The building completes the Grade II-listed Aston Webb Semi-Circle – originally conceived in 1900 – at the university’s Edgbaston campus.
Richard Swannick, director at Couch Perry Wilkes, said: “The project was a real challenge for everyone involved as the new music department needed to match the existing, century-old red-brick buildings while meeting modern construction and environmental standards.
“Couch Perry Wilkes provided mechanical and electrical engineering design services throughout, including the design of low-energy heating, ventilation and lighting systems, as well as advising the architect and structural engineer about ways to optimise the building fabric.”
With lighting being the biggest energy user for this kind of project, devising an effective system that wouldn’t derail the low-energy aspirations of the project was one of the biggest challenges faced by the team.
“While the system we developed for the Bramall Music Building may not be unique, it is certainly very rare,” Richard continued. “By using high-efficiency LED lighting with DMX dimming controls in the auditorium, we were able to increase lamp life to 25 years while reducing the energy load to just 15% of that found in other modern auditoriums. The lighting throughout the rest of the building uses dimmer controls and sensors to limit energy expenditure while the emergency lighting system operates from a key low power system, also using LEDs. This reduces the number of batteries required to just 20% of a typical build.”
The team at Couch Perry Wilkes also advised the design team on ways to improve the air tightness of the building facade to deliver low u and solar-transmitter values, creating an exceptional thermal energy envelope. This limits energy loss through the fabric of the building while minimising heat gain, meaning less energy is needed to maintain a comfortable internal environment.

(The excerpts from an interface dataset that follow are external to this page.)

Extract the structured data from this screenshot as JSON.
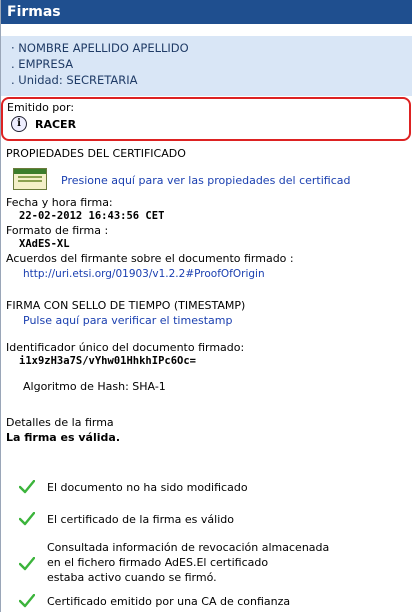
{
  "title": "Firmas",
  "signer": {
    "line1": "· NOMBRE APELLIDO APELLIDO",
    "line2": ". EMPRESA",
    "line3": ". Unidad: SECRETARIA"
  },
  "issued_by": {
    "label": "Emitido por:",
    "name": "RACER"
  },
  "cert_props": {
    "heading": "PROPIEDADES DEL CERTIFICADO",
    "link": "Presione aquí para ver las propiedades del certificad"
  },
  "date": {
    "label": "Fecha y hora firma:",
    "value": "22-02-2012 16:43:56 CET"
  },
  "format": {
    "label": "Formato de firma :",
    "value": "XAdES-XL"
  },
  "agreements": {
    "label": "Acuerdos del firmante sobre el documento firmado :",
    "link": "http://uri.etsi.org/01903/v1.2.2#ProofOfOrigin"
  },
  "timestamp": {
    "heading": "FIRMA CON SELLO DE TIEMPO (TIMESTAMP)",
    "link": "Pulse aquí para verificar el timestamp"
  },
  "identifier": {
    "label": "Identificador único del documento firmado:",
    "value": "i1x9zH3a7S/vYhw01HhkhIPc6Oc="
  },
  "hash": "Algoritmo de Hash: SHA-1",
  "details": {
    "label": "Detalles de la firma",
    "status": "La firma es válida."
  },
  "checks": [
    {
      "lines": [
        "El documento no ha sido modificado"
      ]
    },
    {
      "lines": [
        "El certificado de la firma es válido"
      ]
    },
    {
      "lines": [
        "Consultada información de revocación almacenada",
        "en el fichero firmado AdES.El certificado",
        "estaba activo cuando se firmó."
      ]
    },
    {
      "lines": [
        "Certificado emitido por una CA de confianza"
      ]
    }
  ],
  "colors": {
    "title_bg": "#1f4f8f",
    "signer_bg": "#d9e6f6",
    "link": "#1a3fb0",
    "check": "#3cb43c",
    "highlight_border": "#d22222"
  }
}
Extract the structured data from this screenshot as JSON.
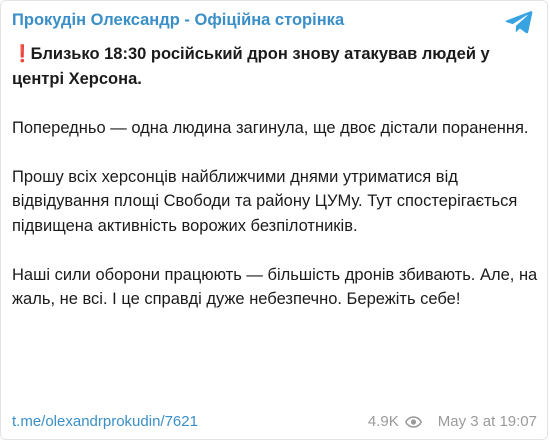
{
  "channel": {
    "name": "Прокудін Олександр - Офіційна сторінка"
  },
  "post": {
    "headline_emoji": "❗",
    "headline": "Близько 18:30 російський дрон знову атакував людей у центрі Херсона.",
    "paragraphs": [
      "Попередньо — одна людина загинула, ще двоє дістали поранення.",
      "Прошу всіх херсонців найближчими днями утриматися від відвідування площі Свободи та району ЦУМу. Тут спостерігається підвищена активність ворожих безпілотників.",
      "Наші сили оборони працюють — більшість дронів збивають. Але, на жаль, не всі. І це справді дуже небезпечно. Бережіть себе!"
    ]
  },
  "footer": {
    "link": "t.me/olexandrprokudin/7621",
    "views": "4.9K",
    "date": "May 3 at 19:07"
  },
  "icons": {
    "telegram": "telegram-logo-icon",
    "views": "eye-icon"
  },
  "colors": {
    "accent": "#3a8fc8",
    "text": "#1b1b1b",
    "muted": "#9a9a9a",
    "alert": "#e0241b"
  }
}
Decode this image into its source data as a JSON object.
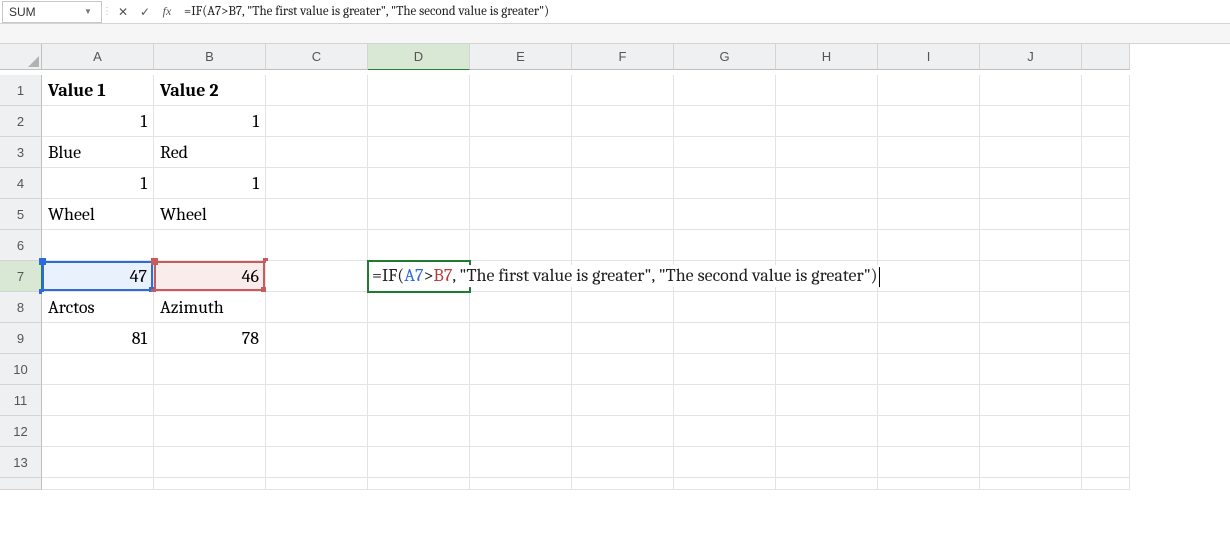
{
  "nameBox": "SUM",
  "formulaBar": "=IF(A7>B7, \"The first value is greater\", \"The second value is greater\")",
  "columns": [
    "A",
    "B",
    "C",
    "D",
    "E",
    "F",
    "G",
    "H",
    "I",
    "J"
  ],
  "activeColumn": "D",
  "activeRow": 7,
  "rows": 13,
  "cells": {
    "A1": {
      "v": "Value 1",
      "bold": true,
      "align": "left"
    },
    "B1": {
      "v": "Value 2",
      "bold": true,
      "align": "left"
    },
    "A2": {
      "v": "1",
      "align": "right"
    },
    "B2": {
      "v": "1",
      "align": "right"
    },
    "A3": {
      "v": "Blue",
      "align": "left"
    },
    "B3": {
      "v": "Red",
      "align": "left"
    },
    "A4": {
      "v": "1",
      "align": "right"
    },
    "B4": {
      "v": "1",
      "align": "right"
    },
    "A5": {
      "v": "Wheel",
      "align": "left"
    },
    "B5": {
      "v": "Wheel",
      "align": "left"
    },
    "A7": {
      "v": "47",
      "align": "right",
      "ref": "blue"
    },
    "B7": {
      "v": "46",
      "align": "right",
      "ref": "red"
    },
    "A8": {
      "v": "Arctos",
      "align": "left"
    },
    "B8": {
      "v": "Azimuth",
      "align": "left"
    },
    "A9": {
      "v": "81",
      "align": "right"
    },
    "B9": {
      "v": "78",
      "align": "right"
    }
  },
  "editCell": {
    "address": "D7",
    "tokens": [
      {
        "t": "=IF(",
        "c": "fn"
      },
      {
        "t": "A7",
        "c": "ref-a"
      },
      {
        "t": ">",
        "c": "fn"
      },
      {
        "t": "B7",
        "c": "ref-b"
      },
      {
        "t": ", \"The first value is greater\", \"The second value is greater\")",
        "c": "str"
      }
    ]
  }
}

Heat recovery ventilation systems were also installed throughout the building while all services have been zoned, both for ease of use and to ensure they are only activated as required – improving operating efficiency throughout the building.
Richard concluded: “While the project involved a series of complex challenges, we’re delighted with the results that have been achieved and that this has been recognised with the RIBA Sustainability Award. The university is now home to a state-of-the-art facility, built with sustainability in mind, which we hope will prove just as long-lasting as its century-old neighbours.”
The structural engineers for the Bramall Music Building were URS Scott Wilson and the main contractor was BAM Construction.